Teaching your toddler to use the toilet is a major milestone and the thought of no more nappy changes is probably a very welcome one. Some children get the hang of using the toilet right away while others need a little more patience and support. If you attempt to toilet train your toddler when they’re not ready, it can become a very challenging experience for you both so try to make sure the time is right.
Signs Your Toddler Is Ready To Start Toilet Training:
- They’re between 18 months and 3 years old. Most children can’t control their bladder and bowels until around the age of two
- Interest in watching you when you’re using the toilet
- A dry nappy for two hours or more.Their attention span is long enough for them to sit in one position for two to five minutes
- Ability to pull their pants up and down on their own

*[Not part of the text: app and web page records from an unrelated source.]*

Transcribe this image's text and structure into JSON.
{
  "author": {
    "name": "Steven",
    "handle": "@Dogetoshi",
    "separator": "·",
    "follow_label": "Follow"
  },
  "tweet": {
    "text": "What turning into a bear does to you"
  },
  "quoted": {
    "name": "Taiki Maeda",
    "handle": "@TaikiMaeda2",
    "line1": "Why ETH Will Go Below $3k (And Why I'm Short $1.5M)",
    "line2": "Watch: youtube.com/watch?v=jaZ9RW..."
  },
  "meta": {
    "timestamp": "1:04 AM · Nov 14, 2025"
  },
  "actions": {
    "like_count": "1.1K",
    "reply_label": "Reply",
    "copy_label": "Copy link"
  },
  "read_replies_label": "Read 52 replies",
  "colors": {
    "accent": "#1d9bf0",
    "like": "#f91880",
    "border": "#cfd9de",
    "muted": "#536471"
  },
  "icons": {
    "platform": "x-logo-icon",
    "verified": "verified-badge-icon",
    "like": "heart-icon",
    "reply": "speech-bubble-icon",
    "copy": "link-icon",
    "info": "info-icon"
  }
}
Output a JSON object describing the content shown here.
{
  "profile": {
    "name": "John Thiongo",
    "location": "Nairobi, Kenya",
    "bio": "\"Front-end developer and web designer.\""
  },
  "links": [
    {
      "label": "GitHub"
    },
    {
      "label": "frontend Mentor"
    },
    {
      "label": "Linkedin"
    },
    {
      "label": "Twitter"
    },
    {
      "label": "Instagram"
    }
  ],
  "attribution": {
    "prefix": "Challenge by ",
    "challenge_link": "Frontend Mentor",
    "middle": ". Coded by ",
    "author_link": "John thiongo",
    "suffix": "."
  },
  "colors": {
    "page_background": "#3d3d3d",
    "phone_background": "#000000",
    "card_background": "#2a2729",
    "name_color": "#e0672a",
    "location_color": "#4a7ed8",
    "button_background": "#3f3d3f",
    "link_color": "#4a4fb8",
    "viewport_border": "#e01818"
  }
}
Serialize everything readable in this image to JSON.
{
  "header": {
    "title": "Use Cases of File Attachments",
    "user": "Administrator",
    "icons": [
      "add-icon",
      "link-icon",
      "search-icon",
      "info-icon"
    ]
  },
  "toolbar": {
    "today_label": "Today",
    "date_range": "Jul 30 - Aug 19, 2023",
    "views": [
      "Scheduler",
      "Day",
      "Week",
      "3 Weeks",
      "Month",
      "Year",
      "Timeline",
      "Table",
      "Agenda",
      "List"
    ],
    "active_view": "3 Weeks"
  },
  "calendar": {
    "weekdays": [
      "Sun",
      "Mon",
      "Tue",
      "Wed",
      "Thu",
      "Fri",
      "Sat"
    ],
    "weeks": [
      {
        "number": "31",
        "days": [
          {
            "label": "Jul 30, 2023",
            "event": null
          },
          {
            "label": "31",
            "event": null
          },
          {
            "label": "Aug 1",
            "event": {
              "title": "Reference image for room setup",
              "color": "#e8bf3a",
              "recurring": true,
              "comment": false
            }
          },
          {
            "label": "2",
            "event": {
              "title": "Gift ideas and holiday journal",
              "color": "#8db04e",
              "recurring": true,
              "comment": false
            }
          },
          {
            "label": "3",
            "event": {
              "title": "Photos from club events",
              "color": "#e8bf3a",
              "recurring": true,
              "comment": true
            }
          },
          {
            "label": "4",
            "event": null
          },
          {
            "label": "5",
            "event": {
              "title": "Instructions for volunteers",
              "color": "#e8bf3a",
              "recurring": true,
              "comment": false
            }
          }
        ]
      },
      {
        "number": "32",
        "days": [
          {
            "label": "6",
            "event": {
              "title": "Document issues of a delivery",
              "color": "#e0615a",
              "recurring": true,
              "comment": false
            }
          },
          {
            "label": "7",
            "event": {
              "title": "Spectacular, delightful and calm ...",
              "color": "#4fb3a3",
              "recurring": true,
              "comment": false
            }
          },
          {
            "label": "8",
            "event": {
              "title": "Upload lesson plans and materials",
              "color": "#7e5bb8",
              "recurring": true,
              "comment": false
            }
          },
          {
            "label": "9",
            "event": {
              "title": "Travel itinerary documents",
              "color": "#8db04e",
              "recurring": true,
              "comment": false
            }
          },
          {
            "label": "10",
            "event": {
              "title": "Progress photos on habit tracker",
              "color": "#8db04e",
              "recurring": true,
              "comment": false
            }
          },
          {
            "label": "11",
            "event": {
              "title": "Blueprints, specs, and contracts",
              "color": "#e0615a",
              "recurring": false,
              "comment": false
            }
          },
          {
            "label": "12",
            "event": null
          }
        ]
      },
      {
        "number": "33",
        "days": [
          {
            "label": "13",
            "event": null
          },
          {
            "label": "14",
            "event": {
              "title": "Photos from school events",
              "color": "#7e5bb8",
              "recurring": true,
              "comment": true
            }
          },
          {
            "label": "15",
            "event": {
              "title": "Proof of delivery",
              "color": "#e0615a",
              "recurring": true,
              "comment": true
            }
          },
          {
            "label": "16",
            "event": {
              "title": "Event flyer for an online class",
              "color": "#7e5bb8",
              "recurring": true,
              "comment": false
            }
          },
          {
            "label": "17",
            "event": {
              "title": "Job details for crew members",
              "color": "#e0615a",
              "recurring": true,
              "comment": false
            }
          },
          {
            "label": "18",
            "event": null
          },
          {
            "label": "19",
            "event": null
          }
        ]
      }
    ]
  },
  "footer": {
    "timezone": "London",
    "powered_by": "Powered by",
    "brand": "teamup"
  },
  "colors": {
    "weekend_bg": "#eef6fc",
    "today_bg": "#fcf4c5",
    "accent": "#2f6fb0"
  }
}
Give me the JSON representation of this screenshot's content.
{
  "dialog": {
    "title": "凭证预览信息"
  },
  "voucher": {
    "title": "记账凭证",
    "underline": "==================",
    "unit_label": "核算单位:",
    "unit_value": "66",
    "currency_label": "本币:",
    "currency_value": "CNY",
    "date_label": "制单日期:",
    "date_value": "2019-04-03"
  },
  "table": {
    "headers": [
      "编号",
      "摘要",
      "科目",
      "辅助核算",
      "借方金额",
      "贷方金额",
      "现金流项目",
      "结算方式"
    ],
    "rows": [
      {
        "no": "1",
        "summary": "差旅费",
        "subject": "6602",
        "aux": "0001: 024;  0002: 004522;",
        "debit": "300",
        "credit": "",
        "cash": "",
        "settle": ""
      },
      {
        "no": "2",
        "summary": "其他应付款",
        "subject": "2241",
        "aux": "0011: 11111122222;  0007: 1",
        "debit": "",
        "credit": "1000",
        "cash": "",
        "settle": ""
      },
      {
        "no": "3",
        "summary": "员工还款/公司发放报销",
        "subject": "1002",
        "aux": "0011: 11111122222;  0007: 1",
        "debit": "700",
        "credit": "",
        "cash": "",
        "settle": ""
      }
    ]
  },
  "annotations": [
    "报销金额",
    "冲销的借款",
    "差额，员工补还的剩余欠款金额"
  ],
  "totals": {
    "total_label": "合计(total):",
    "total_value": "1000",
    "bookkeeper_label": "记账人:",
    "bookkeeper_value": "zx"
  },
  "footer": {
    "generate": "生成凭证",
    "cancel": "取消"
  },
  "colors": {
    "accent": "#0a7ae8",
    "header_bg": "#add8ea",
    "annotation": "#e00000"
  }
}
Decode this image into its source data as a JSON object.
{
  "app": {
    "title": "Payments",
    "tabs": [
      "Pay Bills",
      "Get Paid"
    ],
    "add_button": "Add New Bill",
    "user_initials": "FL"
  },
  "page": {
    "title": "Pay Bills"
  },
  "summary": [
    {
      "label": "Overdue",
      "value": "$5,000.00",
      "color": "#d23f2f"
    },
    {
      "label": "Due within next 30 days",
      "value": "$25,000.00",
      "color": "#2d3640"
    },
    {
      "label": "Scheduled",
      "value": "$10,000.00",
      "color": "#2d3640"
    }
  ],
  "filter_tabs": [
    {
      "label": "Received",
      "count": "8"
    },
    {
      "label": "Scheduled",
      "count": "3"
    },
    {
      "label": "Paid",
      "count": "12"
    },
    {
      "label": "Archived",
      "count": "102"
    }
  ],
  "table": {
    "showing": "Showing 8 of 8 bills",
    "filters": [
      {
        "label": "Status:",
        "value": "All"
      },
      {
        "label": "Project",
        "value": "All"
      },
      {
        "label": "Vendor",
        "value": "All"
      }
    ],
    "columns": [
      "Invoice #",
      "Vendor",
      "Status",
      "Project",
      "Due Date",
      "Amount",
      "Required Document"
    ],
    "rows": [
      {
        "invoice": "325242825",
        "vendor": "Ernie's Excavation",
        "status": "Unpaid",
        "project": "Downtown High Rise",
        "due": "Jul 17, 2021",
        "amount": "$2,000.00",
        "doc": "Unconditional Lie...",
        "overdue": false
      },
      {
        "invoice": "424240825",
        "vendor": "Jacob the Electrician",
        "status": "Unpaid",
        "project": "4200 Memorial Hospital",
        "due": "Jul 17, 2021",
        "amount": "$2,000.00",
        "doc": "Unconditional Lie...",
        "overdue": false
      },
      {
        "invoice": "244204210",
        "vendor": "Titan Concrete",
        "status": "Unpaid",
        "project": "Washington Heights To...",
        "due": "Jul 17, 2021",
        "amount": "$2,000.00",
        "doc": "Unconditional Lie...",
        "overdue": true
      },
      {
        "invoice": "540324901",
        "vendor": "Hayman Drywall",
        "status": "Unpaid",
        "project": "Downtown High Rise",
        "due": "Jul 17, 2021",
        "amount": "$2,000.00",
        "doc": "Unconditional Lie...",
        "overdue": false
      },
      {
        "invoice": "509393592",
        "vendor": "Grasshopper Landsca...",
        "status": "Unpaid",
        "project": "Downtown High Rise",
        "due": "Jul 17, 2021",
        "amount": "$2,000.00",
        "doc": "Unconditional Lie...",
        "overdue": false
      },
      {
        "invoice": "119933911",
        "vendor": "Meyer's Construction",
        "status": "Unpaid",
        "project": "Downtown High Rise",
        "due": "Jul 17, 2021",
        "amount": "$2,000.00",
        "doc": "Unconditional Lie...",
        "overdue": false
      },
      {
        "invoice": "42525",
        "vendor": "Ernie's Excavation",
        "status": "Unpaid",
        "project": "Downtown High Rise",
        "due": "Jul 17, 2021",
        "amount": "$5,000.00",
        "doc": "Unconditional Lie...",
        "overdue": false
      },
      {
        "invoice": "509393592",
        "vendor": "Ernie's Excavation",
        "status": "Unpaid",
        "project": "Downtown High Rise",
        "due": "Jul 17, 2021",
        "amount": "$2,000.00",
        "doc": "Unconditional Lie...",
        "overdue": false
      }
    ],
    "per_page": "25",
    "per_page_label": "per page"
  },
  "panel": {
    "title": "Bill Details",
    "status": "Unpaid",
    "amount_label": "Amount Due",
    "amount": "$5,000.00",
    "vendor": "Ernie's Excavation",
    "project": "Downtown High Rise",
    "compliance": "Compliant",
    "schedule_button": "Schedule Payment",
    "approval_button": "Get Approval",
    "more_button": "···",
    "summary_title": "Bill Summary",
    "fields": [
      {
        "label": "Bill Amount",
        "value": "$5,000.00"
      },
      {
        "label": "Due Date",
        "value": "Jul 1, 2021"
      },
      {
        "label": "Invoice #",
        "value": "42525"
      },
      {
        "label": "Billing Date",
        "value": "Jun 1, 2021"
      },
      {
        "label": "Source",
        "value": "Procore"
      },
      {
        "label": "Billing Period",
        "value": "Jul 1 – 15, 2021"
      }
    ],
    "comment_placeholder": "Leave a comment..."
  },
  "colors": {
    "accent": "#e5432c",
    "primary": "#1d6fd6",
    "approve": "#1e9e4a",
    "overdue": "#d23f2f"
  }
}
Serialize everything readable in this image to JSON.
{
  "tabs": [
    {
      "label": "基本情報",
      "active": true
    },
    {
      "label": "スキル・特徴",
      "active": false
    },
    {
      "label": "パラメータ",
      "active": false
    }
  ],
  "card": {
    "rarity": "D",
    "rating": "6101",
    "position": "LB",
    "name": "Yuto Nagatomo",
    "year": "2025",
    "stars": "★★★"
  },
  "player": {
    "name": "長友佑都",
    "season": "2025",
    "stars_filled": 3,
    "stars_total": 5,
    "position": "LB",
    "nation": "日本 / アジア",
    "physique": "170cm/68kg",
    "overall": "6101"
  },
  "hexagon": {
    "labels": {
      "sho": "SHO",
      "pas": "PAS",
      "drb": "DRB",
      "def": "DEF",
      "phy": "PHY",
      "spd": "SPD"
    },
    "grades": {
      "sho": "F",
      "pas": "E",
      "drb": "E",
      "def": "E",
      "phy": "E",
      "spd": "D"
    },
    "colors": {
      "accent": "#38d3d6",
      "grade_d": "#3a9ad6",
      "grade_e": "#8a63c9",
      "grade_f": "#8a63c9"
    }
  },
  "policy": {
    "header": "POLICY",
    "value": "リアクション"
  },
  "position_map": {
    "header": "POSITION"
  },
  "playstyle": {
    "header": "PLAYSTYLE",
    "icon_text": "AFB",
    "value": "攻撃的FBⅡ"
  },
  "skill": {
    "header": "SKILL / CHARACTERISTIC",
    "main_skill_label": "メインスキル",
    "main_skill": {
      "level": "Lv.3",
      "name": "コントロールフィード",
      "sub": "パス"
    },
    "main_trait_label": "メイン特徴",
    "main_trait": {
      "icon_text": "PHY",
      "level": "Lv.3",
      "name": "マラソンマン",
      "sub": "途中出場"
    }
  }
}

- Pulling at their nappy and saying they don’t want to wear it anymore, particularly when it’s dirty
- Recognising when their bladder or bowels are full
- Telling you when they have a wet or dirty nappy.
Things To Consider Before You Start Training:
- Choose whether you want to toilet train your toddler using a potty or the toilet. A potty may be less daunting for your little one to start with. Alternatively, you could try a special seat on the toilet and have a footstool so they can easily get up to the toilet
- Teach your toddler key words they can associate with toilet training, such as wee, poo, wet and dry
- If you are comfortable, talk to your toddler about what you are doing when you are using the toilet
- Consider starting training during the warmer months. This may make toilet training easier as your little one is wearing less clothing which can be removed quickly
- Talk to your toddler about how good it will be when they don’t have to wear nappies anymore. If they’re sick of wearing nappies, it may be the motivation they need to get started.
Starting Toilet Training:
- Choose a day to begin when you’re at home to avoid any accidents when out
- Put your toddler in underpants during the day, only use nappies for naps
- Dress them in clothes which are easy for them to take off, such as pants with an elastic waist
- Ask your little one gently throughout the day if they need to use the toilet
- Set a time limit for them to sit on the potty or toilet, five minutes is long enough. Making them sit for long periods can seem like a punishment and may discourage them
- Most toddlers don’t have the skills to wipe their bottom properly, so you’ll need to do this for them until they’re able do it themselves
- Make sure they wash their hands each time after going to the toilet, it’s a great opportunity to teach them some basic hygiene rules
- Give lots of praise when your little one has success with toilet training. Let them know how proud of them you are
- If your toddler is not responding to toilet training after a week, have a break and try again a few weeks later. Remember there is no rush.
The majority of problems with toilet training occur when you try to start toilet training your toddler too early. It is also important not to set a day to have them trained by, e.g. before a new baby comes, as this can cause unnecessary pressure. Toilet training works best when your toddler can go at a pace they can manage.